_EXERCISE DETAILS_
In the data below, find every line that has the string "JSON", and copy it.

_DATASET EXTRACT_
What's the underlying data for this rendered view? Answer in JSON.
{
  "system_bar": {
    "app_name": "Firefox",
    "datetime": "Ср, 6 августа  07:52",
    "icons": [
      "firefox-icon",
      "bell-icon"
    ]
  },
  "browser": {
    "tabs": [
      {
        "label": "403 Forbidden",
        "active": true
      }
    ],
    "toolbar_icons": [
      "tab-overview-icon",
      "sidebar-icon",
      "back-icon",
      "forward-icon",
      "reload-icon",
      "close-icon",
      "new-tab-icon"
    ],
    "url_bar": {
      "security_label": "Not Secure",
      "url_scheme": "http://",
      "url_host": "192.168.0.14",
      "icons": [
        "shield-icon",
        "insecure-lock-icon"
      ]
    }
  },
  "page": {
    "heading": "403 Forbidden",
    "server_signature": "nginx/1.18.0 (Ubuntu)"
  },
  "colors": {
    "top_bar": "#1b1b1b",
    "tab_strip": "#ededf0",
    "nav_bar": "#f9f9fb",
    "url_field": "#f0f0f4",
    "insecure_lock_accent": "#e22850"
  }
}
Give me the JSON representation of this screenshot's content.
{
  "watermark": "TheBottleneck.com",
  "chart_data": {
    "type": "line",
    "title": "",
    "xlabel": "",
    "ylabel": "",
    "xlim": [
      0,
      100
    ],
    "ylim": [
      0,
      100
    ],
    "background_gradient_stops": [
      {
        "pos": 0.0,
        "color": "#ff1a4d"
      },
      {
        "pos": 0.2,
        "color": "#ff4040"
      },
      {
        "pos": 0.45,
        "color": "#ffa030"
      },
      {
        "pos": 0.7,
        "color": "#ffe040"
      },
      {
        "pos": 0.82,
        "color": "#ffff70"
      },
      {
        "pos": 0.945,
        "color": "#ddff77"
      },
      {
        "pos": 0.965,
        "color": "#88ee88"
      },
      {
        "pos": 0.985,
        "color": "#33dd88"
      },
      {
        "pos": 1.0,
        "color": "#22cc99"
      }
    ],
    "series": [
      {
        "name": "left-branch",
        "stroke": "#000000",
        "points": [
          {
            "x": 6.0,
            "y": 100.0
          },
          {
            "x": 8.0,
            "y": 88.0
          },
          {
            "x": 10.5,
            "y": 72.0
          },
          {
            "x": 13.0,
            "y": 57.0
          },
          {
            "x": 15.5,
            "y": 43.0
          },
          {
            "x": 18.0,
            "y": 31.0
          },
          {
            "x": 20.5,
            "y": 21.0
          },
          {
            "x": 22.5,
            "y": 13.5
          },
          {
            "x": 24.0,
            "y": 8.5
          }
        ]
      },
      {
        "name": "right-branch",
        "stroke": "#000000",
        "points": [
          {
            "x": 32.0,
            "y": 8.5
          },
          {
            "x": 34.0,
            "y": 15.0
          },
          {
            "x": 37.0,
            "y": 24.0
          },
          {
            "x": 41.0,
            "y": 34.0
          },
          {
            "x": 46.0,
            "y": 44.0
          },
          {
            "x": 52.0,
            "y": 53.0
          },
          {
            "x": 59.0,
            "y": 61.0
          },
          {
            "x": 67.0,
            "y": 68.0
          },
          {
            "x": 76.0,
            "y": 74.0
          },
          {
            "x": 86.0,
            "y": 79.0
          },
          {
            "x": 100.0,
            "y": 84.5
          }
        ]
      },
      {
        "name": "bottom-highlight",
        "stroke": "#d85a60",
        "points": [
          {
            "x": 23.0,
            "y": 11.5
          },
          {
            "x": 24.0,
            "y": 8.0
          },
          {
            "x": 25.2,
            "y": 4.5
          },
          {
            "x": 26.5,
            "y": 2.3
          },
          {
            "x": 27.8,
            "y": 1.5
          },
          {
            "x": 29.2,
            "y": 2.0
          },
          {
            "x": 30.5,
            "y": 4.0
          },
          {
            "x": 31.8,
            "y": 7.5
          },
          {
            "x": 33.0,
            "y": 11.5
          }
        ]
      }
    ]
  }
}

_TASK RESULT_
What's the underlying data for this rendered view? Answer in JSON.
Give me the JSON representation of this screenshot's content.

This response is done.